(SUPPLIED INFORMATION begins)
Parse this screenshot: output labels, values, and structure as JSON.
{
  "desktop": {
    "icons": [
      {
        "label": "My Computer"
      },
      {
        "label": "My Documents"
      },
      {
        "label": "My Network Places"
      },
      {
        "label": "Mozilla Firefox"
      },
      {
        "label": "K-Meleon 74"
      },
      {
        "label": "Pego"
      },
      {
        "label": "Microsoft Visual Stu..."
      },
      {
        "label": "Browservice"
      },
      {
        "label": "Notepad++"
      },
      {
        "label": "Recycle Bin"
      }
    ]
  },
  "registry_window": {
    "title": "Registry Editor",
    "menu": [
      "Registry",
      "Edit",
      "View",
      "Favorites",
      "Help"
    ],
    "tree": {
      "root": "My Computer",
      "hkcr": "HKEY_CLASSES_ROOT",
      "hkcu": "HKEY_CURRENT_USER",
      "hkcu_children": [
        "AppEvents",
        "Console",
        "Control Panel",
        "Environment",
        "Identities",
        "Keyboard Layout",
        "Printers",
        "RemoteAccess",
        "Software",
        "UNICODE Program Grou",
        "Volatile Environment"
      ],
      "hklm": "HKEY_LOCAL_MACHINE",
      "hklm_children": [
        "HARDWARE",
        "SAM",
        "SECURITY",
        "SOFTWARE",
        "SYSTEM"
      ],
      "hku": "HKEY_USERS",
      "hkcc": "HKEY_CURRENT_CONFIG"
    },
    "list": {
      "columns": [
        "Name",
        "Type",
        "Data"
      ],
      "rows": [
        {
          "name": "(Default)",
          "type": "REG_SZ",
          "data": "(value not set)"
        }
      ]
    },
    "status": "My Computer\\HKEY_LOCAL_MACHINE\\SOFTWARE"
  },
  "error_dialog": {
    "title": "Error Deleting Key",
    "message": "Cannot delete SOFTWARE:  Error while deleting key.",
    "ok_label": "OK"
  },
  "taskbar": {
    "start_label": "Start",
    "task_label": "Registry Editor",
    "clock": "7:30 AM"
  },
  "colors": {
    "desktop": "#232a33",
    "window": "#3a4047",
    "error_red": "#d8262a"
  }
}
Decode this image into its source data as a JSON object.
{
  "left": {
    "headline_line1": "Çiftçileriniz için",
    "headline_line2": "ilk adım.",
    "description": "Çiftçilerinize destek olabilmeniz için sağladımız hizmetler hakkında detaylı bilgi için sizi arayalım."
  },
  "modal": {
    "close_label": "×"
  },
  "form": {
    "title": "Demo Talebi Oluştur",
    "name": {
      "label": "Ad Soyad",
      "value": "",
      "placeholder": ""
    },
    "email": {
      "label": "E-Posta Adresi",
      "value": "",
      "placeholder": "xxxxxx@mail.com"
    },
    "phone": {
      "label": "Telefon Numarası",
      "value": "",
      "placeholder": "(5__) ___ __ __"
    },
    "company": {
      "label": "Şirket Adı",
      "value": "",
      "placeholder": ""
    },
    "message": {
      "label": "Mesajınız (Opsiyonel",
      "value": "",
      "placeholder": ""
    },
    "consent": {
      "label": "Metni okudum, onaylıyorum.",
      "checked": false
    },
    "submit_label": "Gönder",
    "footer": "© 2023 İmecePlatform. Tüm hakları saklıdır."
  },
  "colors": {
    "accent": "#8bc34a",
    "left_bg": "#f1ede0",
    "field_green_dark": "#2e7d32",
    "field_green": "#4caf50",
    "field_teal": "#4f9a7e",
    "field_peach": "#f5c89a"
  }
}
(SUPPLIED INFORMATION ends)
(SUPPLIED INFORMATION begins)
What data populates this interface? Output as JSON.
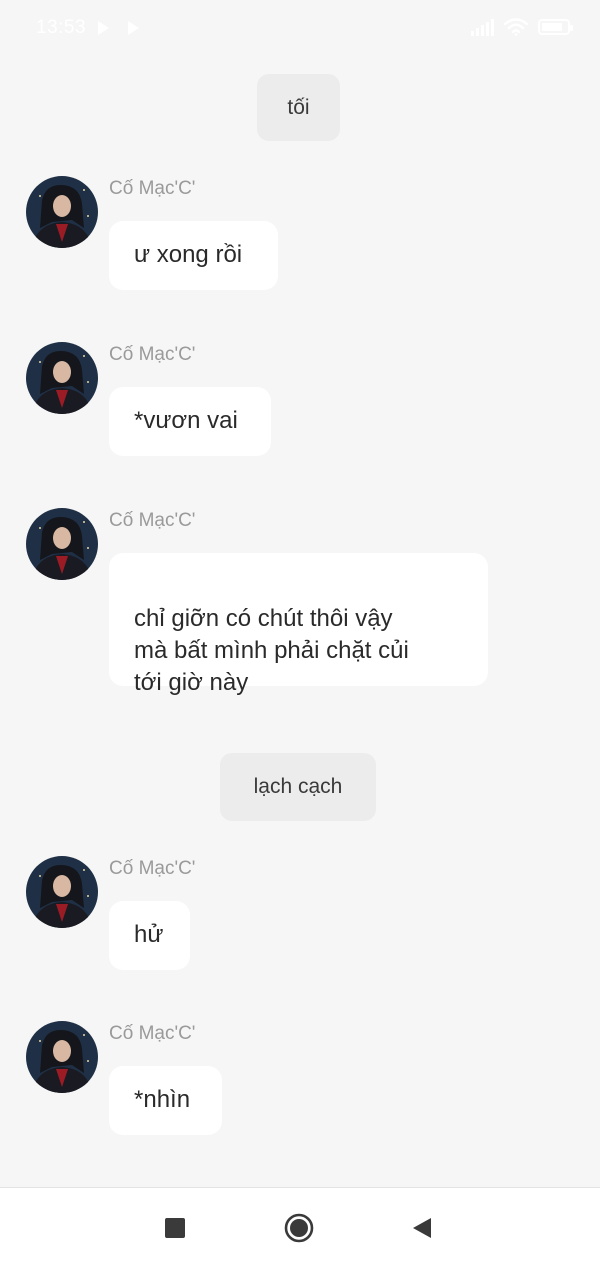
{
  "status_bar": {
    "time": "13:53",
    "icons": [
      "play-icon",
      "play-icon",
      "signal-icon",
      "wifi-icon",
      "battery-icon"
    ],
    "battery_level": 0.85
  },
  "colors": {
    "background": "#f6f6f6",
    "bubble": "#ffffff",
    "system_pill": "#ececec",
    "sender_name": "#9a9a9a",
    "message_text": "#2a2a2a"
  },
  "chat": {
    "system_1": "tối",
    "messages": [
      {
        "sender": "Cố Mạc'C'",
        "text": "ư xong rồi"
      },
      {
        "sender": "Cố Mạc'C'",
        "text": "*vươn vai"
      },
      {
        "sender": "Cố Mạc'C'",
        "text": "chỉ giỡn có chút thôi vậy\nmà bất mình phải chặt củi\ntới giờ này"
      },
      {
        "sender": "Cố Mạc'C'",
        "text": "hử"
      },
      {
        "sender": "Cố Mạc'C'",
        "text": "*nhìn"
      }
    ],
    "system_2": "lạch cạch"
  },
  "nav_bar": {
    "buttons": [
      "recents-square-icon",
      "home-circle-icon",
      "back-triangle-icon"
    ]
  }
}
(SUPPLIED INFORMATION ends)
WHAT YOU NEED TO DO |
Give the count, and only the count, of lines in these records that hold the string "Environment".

ANSWER BELOW |
2